Paul refers us to two great divides and infinite gulfs. We are separated and distinguished from God as creature from Creator, and as sinner from Holy. The atonement or at-onement, our being at one with God, means bridging this chasm, and since the divide is infinite, only an infinite being could bridge the gap. In the Saving Incarnation and Death of Jesus Christ, God has adopted his creatures as his children and redeemed sinners. He was born the Only Son, but he shares this. He would not remain the one and only, but rather is the firstborn. He died the righteous one, but he would not remain so, and thus shares his righteousness with us. Rebellious servants become redeemed children through the gift of Jesus Christ, who was born and died for us. This is the Gospel.

We are forgiven children, and God is our Father through Jesus Christ and in the Holy Spirit. For what God has done for us in Jesus Christ, adopted and redeemed us, he convinces us of this by the sending of the Holy Spirit into our hearts. God owns us as his children, and we own him as our Father; and so we say, “Our Father. ” These are not just old words, but what comes welling up from the deepest conviction of our hearts.

When we say Our Father in this service, it is as the adopted and forgiven children of God, and we are assured of this in the Holy Communion of Jesus’ body and blood. This is the Father’s “welcome home” banquet for his prodigal children. In it, we are assured of his favour and goodness towards us, that we are adopted through Jesus, the Word become flesh and blood, and forgiven through Jesus whose body was given and whose blood was shed for us. We are assured in Holy Communion that there is a place for us at the family table here and always, now and for ever.

Christmas is about family, but what kind of family?

It is about the family of God, the Holy Catholic Church, the body of Christ, and this new and other family is itself not yet perfect. It’s full of all sorts, many criminals and adulterers, the weak and the broken, foolish and despised. What kind of family is this? This is the family of those who will accept adoption and redemption through Jesus Christ. This is the family of the forgiven children of God. The Church is the family of God, and our purpose is to draw all people together into this family. It is not a closed family, for we are all only members by adoption, and it is not a perfect family, for we are all only members by forgiveness.

Christmas is about family, but what kind of family? Well, the Holy Family wasn’t picture-perfect.
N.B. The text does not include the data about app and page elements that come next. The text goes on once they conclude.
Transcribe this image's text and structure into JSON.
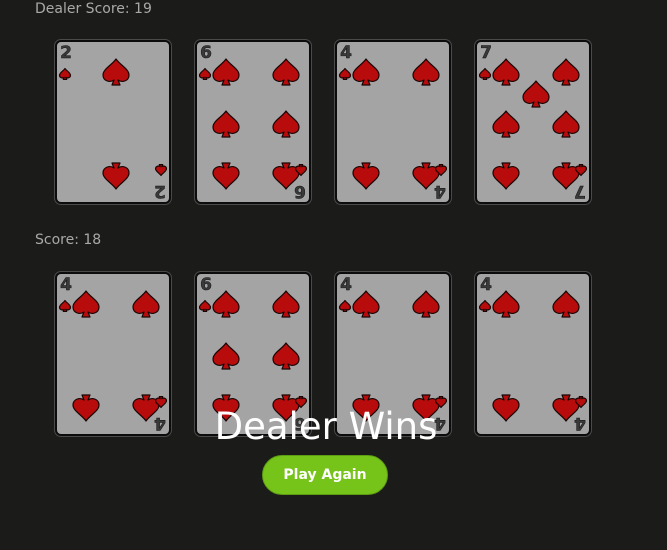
{
  "dealer": {
    "score_label": "Dealer Score: 19",
    "cards": [
      {
        "rank": "2",
        "suit": "spades"
      },
      {
        "rank": "6",
        "suit": "spades"
      },
      {
        "rank": "4",
        "suit": "spades"
      },
      {
        "rank": "7",
        "suit": "spades"
      }
    ]
  },
  "player": {
    "score_label": "Score: 18",
    "cards": [
      {
        "rank": "4",
        "suit": "spades"
      },
      {
        "rank": "6",
        "suit": "spades"
      },
      {
        "rank": "4",
        "suit": "spades"
      },
      {
        "rank": "4",
        "suit": "spades"
      }
    ]
  },
  "result_text": "Dealer Wins",
  "play_again_label": "Play Again",
  "colors": {
    "background": "#1b1b19",
    "card_face": "#a4a4a4",
    "suit_red": "#b80c0c",
    "button_green": "#76c41a"
  }
}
Joseph almost divorced Mary, my Family isn’t perfect, and our Church family isn’t perfect. And yet God used and uses these as means of his presence with us and salvation.

What kind of family is Christmas about? Open and forgiving. Christmas is about family, the Holy Family, and the holiness even of our broken struggling families, and THE Holy Family, the Family of God, of his adopted and forgiven children. And if God so owns and forgives us as his children, so we are bound to accept and forgive one another as brothers and sisters in Christ, in the family of God.

Christmas 1: Bishop Michael Hawkins (Sermon 2)